Zhang H, Singer B: Recursive partitioning in the health sciences. 1999, New York: Springer
Rhee JY, Kwon KT, Ki HK: Scoring systems for prediction of mortality in patients with intensive care unit-acquired sepsis: a comparison of the Pitt bacteremia score and the Acute Physiology and Chronic Health Evaluation II scoring systems. Shock. 2009, 31: 146-150. 10.1097/SHK.0b013e318182f98f.
Arbeit RD, Maki D, Tally FP, Campanaro E, Eisenstein BI: The safety and efficacy of daptomycin for the treatment of complicated skin and skin-structure infections. Clin Infect Dis. 2004, 38: 1673-1681. 10.1086/420818.
Ellis-Grosse EJ, Babinchak T, Dartois N, Rose G, Loh E: The efficacy and safety of tigecycline in the treatment of skin and skin-structure infections: results of 2 double-blind phase 3 comparison studies with vancomycin-aztreonam. Clin Infect Dis. 2005, 41: S341-S353. 10.1086/431675.
Weigelt J, Itani K, Stevens D, Lau W, Dryden M, Knirsch C: Linezolid versus vancomycin in treatment of complicated skin and soft tissue infections. Antimicrob Agents Chemother. 2005, 49: 2260-2266. 10.1128/AAC.49.6.2260-2266.2005.
Wilcox MH, Tack KJ, Bouza E: Complicated skin and skin-structure infections and catheter-related bloodstream infections: noninferiority of linezolid in a phase 3 study. Clin Infect Dis. 2009, 48: 203-212. 10.1086/595686.
Downs NJ, Neihart RE, Dolezal JM, Hodges GR: Mild nephrotoxicity associated with vancomycin use. Arch Intern Med. 1989, 149: 1777-1781. 10.1001/archinte.1989.00390080053013.
Sorrell TC, Collignon PJ: A prospective study of adverse reactions associated with vancomycin therapy. J Antimicrob Chemother. 1985, 16: 235-241. 10.1093/jac/16.2.235.
Lodise TP, Lomaestro B, Graves J, Drusano GL: Larger vancomycin doses (at least four grams per day) are associated with an increased incidence of nephrotoxicity. Antimicrob Agents Chemother. 2008, 52: 1330-1336. 10.1128/AAC.01602-07.
The pre-publication history for this paper can be accessed here:http://www.biomedcentral.com/2050-6511/14/12/prepub

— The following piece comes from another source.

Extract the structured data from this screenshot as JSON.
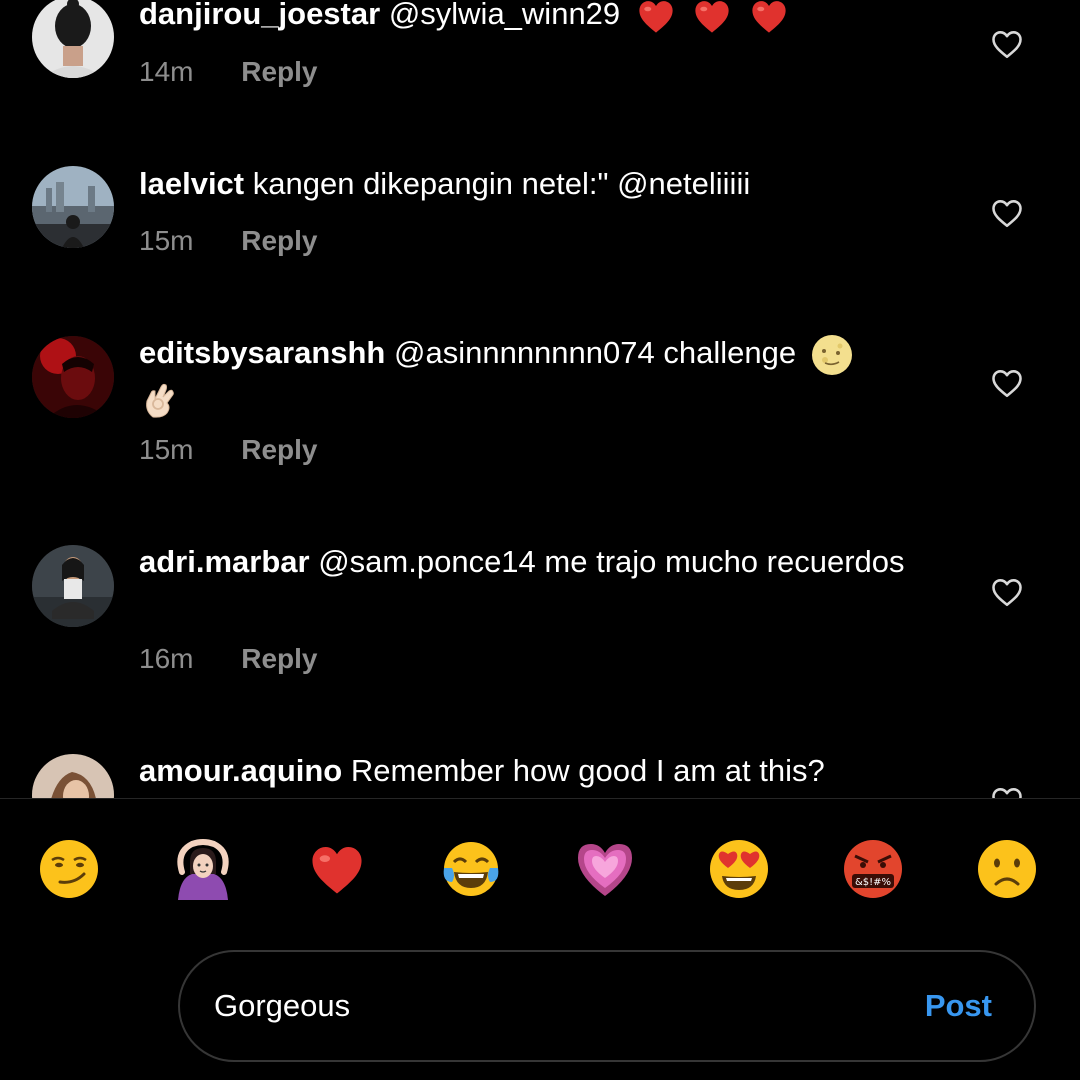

Drs. CA and RH were supported by Grant Number KL2RR024983, titled, “North and Central Texas Clinical and Translational Science Initiative” (Milton Packer, M.D., PI) from the National Center for Research Resources (NCRR), a component of the National Institutes of Health (NIH), and NIH Roadmap for Medical Research, and its contents are solely the responsibility of the authors and do not necessarily represent the official views of the NCRR or NIH. Information on NCRR is available at http://www.nih.gov/about/almanac/archive/2003/organization/NCRR.htm. Information on Re-engineering the Clinical Research Enterprise can be obtained from http://or.org/pdf/NIH_Roadmap-ClinicalResearch.pdf. Dr. CF was supported by National Institutes of Health grant KL2RR025766.
Presented in part at the 2010 Society of Critical Care Medicine’s 39th Critical Care Congress (Abstract #956) and at the Infectious Diseases Society of America 2010 Annual Meeting (Abstract #288).
Grant funding from AstraZeneca, Ortho-McNeil Janssen, and Pfizer: CRF. Scientific Advisory Board for Tibotec Therapeutics and Gilead Sciences: RJB. None: RGH, CAA, CAG, KKH, KAH, NAF, SDB, TB.
RGH, CAG, KKH, KAH, SDB, RJB were involved in the study concept and design. RGH, CAG, CAA, CRF were involved in the data analysis and interpretation. RGH, CAG, KKH, KAH, CAA, CRF, NAF, SDB, TB, RJB were involved in the drafting of the manuscript for important intellectual content and had final approval of the manuscript.